Be Cautious During the Listing Presentation

Please read this before inviting a prospective Realtor to your home to make a sales pitch why he is the best candidate to sell your home.

Whether it’s a Realtor or a vacuum sales rep, there are common tactics used to get you to sign on the dotted line. When deciding which agent will represent you for the most important purchase or sale of your life, beware of certain tactics used.

Many of these examples come from the book How to Become a Power Agent in Real Estate, by Darryl Davis. The purpose of this book is to get agents to double their income in 12 months. It is an older book, but the principles are still applicable.

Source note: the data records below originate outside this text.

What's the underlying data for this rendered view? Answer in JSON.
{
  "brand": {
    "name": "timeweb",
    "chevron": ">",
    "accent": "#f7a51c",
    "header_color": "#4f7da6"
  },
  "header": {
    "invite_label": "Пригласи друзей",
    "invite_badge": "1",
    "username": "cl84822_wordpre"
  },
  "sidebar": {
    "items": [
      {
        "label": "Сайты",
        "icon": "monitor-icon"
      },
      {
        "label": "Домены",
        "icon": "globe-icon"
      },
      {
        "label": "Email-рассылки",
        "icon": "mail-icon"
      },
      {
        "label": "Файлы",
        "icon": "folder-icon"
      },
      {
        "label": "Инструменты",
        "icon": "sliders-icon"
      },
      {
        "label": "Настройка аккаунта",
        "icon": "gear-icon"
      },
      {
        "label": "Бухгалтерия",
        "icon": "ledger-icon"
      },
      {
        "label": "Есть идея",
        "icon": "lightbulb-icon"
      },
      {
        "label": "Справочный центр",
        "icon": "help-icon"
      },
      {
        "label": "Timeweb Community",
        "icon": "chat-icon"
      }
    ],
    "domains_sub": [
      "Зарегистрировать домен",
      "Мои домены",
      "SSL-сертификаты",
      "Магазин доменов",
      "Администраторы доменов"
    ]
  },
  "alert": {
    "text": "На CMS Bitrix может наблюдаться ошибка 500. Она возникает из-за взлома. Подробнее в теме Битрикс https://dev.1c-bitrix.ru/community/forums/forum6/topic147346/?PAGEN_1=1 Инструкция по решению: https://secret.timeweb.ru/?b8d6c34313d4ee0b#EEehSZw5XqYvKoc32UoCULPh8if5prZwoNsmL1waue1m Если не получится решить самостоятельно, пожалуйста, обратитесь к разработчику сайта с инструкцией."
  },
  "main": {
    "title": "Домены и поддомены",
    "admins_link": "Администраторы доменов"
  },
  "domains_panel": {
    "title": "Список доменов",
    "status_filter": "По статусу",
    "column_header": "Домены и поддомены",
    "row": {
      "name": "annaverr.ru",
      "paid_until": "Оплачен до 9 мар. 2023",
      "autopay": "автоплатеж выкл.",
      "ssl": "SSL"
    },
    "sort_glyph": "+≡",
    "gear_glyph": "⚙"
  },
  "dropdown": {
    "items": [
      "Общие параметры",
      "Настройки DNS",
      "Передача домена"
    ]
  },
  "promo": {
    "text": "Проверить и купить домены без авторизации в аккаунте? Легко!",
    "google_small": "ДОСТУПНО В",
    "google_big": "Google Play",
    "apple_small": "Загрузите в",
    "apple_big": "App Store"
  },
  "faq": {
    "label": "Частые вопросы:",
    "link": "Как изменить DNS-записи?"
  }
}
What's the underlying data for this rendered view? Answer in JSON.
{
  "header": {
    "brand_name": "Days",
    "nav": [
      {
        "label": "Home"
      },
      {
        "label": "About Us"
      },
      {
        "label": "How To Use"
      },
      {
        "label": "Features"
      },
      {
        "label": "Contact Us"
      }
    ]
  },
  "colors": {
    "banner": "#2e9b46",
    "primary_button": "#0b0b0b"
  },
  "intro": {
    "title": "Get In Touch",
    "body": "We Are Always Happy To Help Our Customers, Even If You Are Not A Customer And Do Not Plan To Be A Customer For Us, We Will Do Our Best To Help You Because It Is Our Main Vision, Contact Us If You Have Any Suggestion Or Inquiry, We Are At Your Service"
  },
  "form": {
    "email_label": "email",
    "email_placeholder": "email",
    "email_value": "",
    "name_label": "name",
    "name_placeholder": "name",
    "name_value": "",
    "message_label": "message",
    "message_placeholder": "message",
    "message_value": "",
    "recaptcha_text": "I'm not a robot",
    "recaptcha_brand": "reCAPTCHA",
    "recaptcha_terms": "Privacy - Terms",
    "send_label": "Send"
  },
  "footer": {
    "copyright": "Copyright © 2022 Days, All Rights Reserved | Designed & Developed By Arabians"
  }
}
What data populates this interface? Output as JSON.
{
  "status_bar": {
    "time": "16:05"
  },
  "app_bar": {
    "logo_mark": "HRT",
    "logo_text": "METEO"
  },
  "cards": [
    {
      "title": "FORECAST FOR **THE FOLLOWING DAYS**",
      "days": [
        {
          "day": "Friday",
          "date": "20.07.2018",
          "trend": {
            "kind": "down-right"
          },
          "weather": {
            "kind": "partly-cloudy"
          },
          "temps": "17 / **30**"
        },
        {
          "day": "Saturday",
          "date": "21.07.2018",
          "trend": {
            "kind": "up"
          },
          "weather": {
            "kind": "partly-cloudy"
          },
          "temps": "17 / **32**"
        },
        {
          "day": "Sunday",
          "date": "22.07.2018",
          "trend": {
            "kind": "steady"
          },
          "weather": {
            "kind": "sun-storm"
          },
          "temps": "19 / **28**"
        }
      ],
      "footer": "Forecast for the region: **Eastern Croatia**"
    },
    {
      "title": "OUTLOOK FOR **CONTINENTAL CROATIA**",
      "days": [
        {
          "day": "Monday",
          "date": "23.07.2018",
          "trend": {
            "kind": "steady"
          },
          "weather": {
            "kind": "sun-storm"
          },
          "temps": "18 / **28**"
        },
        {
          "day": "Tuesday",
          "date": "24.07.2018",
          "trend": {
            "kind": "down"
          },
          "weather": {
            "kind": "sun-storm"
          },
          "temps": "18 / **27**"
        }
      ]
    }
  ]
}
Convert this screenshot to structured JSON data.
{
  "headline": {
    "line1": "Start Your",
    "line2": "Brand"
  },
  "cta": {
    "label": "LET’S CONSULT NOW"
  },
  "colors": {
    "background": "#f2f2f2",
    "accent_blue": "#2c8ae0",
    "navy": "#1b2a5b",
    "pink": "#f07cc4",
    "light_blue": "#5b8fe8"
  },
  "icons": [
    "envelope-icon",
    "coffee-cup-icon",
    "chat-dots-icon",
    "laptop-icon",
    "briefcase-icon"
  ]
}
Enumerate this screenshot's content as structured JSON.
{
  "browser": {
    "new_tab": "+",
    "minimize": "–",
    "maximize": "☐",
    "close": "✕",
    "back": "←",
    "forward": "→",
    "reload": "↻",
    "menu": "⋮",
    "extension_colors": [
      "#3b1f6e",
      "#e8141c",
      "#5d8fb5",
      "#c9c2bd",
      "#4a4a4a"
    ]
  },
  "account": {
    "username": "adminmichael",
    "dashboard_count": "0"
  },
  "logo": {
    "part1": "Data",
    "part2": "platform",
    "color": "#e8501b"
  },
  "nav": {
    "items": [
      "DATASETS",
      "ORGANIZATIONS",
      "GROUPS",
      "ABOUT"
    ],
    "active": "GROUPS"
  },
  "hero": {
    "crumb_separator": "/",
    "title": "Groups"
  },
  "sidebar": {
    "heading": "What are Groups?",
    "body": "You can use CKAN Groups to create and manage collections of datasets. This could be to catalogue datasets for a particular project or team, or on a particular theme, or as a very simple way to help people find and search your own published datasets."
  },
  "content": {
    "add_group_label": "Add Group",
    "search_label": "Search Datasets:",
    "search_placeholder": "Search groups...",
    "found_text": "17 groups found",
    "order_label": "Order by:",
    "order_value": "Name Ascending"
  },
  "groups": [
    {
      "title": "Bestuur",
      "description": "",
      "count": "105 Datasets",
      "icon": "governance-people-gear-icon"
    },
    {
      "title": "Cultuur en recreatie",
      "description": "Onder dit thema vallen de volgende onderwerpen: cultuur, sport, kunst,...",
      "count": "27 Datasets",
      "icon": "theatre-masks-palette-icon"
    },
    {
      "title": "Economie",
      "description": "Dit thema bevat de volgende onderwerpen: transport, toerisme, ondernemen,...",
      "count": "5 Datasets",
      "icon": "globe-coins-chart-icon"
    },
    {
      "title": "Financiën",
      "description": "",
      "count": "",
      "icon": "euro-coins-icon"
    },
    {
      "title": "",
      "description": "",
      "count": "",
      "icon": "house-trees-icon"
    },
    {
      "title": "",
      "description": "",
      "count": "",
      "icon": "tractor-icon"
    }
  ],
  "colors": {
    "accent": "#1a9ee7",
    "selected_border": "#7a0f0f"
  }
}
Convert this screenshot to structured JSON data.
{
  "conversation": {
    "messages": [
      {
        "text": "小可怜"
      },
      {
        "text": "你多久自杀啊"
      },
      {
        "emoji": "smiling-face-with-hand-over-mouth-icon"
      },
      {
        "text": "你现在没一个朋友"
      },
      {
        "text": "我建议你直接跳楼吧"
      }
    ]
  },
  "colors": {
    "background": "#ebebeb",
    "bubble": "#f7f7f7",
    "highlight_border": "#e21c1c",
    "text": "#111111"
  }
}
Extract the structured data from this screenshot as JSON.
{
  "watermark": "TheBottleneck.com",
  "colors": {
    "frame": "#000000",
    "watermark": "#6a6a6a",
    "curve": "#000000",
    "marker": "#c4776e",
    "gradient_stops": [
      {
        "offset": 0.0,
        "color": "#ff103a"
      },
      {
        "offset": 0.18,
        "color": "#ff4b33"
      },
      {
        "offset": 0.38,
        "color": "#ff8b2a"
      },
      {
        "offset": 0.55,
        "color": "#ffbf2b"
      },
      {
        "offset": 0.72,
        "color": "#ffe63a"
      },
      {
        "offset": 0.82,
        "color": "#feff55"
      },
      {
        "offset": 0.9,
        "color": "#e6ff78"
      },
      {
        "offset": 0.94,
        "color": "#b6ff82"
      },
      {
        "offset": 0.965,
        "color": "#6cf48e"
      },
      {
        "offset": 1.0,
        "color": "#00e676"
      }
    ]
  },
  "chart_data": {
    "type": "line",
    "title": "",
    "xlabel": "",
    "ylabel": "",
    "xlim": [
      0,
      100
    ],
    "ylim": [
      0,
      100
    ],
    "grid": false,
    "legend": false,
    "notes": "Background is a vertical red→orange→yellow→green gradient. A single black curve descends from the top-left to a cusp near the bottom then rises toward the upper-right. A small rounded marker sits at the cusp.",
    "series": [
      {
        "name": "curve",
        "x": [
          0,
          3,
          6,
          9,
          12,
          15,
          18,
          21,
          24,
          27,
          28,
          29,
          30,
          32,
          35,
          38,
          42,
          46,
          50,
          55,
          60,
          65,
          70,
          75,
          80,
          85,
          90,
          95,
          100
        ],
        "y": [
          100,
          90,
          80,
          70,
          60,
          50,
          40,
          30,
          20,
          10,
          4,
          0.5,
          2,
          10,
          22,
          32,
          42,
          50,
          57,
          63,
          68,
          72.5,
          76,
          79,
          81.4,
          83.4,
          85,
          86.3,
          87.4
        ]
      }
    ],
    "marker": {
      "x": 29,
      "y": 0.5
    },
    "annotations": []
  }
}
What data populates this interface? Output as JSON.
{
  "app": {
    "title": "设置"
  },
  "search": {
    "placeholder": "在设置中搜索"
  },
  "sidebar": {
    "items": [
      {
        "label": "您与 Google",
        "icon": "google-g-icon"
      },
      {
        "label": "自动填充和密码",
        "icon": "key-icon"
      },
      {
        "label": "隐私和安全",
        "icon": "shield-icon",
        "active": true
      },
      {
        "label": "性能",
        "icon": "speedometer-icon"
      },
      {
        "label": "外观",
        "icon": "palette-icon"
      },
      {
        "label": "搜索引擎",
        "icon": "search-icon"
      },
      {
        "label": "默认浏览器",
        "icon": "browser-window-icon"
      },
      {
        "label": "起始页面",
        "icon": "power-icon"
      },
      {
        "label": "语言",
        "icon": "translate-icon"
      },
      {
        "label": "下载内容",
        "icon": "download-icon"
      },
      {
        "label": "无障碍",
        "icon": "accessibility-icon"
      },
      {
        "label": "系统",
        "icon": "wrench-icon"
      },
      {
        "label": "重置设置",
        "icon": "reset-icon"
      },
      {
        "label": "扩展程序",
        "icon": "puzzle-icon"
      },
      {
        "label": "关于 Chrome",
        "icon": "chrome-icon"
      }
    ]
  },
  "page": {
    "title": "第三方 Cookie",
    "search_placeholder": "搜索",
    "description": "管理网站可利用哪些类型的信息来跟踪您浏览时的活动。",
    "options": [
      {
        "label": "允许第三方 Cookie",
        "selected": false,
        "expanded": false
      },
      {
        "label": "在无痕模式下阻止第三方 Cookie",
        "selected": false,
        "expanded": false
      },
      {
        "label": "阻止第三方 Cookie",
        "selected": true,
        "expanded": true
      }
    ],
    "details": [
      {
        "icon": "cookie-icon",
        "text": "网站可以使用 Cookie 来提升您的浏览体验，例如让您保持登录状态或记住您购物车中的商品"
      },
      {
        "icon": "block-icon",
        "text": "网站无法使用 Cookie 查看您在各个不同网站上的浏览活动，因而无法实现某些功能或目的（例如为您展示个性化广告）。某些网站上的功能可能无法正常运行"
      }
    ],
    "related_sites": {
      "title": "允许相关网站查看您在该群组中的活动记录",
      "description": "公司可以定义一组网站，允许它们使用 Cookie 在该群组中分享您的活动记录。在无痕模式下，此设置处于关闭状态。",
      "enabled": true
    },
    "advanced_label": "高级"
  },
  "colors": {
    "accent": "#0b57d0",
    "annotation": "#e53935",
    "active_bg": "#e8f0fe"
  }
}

The first step in the process is to build rapport. Be careful with this. According to Davis, part of this process will include personal questions such as what is taking you and your family out of town, where you’re moving to, etc. These questions aren’t just to break the ice. They are to find out if you are committed to aggressively selling your house. If not, Davis says (in reference to buyers not committed) “… refer her or him to an agent that hasn’t read this book!” I guess if you’re not able to contribute to a Realtor’s doubled income, you’re not worth their time.

When agents tour your home to gather information for the CMA, or Comparative Market Analysis, they may point out problems with your home and make noises such as, “hmmm.” All this is so you are more willing to accept a lower sales price for your home.

When discussing what they will do to sell your home and why you need a Realtor, he focuses on how much Realtors do. Ironically, in much of the rest of the book, it talks about why Realtors should try to get more listings… because it requires so much less work. He even gives an example of a Realtor that was in a truck accident and wound up in the hospital for a few months. The focus was that since he had a lot of listings, he didn’t need to worry because he would still be getting paid – even while doing nothing. I will dedicate other blog posts specifically to address this sales tactic.

Finally, when the listing presentation is all done, Davis explains an effective way to get prospective clients to sign on the dotted line. He says, “As you’re filling out the paperwork, you don’t want any silent pauses. If there’s silence, they start thinking…” He continues on the next page in regards to when you hand the contract to one spouse to sign, “The key is to involve the spouse so the two can’t communicate.”

I’m baffled. I’m truly baffled. Does the real estate industry really want a bunch of clients that aren’t able to communicate with their spouses, or worse yet, aren’t able to even think about a decision this important.